Join us, @TexasChildrens and @SPARKforAutism at a Community Awareness Research Event for underrepresented communities this Saturday. Register here: https://t.co/uNhKL7aXnM #autism #autismresearch https://t.co/KBpDj7yRQD
Baylor College of MedicineBaylorCollegeOfMedicine
Learn how Dr. Lisa Hollier is helping to shine a spotlight on maternal mortality and working to make childbirth safer for women around the world. #OBGYN
MD Anderson Cancer CenterMDAnderson

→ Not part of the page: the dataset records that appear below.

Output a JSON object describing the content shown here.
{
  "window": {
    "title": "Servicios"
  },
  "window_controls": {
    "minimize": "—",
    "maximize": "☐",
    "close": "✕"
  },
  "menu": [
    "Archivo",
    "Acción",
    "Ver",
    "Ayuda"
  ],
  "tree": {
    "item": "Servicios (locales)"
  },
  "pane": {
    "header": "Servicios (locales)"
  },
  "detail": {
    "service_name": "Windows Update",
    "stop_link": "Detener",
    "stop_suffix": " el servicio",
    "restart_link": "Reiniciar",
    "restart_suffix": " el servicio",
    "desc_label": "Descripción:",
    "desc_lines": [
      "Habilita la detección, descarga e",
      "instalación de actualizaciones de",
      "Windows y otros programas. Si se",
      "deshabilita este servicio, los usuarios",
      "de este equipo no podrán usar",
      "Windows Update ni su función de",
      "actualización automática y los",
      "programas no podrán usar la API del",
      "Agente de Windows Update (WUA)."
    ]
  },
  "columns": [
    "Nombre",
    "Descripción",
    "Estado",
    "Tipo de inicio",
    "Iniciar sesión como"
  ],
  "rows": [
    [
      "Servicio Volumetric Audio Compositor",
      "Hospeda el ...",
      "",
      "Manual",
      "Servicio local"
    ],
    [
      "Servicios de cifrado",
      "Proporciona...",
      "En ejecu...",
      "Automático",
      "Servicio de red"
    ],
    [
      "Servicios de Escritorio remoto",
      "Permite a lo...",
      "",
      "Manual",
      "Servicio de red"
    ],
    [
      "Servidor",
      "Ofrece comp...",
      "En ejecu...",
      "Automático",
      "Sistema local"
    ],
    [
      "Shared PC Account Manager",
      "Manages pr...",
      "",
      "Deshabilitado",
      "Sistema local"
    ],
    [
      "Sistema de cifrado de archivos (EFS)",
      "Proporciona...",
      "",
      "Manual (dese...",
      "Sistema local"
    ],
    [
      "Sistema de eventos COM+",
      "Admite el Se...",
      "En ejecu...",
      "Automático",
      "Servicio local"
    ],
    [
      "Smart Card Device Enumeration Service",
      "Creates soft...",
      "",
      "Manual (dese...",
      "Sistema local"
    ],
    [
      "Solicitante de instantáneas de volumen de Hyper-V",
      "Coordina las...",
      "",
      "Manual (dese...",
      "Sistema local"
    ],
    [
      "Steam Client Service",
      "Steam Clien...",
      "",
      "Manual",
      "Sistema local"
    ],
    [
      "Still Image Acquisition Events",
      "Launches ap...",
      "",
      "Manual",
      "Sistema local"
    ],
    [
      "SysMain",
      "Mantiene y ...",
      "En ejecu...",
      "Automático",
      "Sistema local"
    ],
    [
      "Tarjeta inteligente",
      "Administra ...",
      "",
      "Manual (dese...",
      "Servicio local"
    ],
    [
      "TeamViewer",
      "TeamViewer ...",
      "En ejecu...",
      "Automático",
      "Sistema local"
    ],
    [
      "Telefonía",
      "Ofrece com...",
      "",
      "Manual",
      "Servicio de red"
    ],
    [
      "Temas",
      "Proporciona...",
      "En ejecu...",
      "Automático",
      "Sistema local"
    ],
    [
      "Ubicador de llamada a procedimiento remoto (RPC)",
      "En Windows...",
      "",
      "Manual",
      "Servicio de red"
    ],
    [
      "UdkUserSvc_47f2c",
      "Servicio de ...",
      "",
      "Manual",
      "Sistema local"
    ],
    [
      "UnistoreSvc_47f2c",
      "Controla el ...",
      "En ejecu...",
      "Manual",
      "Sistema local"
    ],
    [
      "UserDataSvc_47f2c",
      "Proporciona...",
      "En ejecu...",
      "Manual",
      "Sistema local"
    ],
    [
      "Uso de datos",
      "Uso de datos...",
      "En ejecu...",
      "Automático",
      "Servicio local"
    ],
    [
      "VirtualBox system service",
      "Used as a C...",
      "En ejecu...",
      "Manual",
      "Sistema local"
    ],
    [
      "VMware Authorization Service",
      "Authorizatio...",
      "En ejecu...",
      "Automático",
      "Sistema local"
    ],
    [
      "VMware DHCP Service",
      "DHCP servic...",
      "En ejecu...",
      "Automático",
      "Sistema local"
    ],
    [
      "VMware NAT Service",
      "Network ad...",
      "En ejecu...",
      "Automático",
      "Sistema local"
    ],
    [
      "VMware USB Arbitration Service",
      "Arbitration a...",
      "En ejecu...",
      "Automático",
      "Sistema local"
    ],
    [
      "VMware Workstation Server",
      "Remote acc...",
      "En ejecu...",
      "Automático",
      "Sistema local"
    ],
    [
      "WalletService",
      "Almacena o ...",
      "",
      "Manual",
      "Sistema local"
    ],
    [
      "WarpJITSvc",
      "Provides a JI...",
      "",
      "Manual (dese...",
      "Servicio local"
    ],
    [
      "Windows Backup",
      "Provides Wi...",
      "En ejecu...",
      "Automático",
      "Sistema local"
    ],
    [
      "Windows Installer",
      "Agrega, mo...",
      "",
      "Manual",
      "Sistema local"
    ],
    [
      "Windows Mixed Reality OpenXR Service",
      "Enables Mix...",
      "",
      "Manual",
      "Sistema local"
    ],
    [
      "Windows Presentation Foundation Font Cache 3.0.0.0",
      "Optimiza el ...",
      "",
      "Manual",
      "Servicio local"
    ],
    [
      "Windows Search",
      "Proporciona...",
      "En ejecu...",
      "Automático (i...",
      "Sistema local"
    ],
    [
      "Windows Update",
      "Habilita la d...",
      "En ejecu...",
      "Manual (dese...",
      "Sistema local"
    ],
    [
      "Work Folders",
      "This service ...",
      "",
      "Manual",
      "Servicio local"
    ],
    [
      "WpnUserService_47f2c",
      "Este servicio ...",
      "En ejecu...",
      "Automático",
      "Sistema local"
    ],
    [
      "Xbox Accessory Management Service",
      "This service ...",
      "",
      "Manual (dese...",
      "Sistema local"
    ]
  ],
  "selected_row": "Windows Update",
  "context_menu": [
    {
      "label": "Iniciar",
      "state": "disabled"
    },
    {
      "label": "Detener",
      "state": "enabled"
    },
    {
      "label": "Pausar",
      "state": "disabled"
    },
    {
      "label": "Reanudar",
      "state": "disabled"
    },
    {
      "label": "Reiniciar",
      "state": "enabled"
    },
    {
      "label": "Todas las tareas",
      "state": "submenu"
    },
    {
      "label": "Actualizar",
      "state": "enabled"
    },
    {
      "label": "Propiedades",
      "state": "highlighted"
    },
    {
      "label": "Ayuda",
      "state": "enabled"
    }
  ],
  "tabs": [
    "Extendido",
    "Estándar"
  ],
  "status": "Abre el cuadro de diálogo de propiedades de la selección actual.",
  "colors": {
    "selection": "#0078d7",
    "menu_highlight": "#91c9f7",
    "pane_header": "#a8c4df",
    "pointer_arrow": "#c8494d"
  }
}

"With all of this support and love, it’s difficult to not be positive. Of course, some days were harder than others. I still remember how weak I sometimes felt and how uncomfortable it was to wear a pump after chemo," says Paula Carrillo."Still, I won’t complain. Despite the sudden bad news, I got a second chance, thanks to my family, my friends and my team at MD Anderson." #endcancer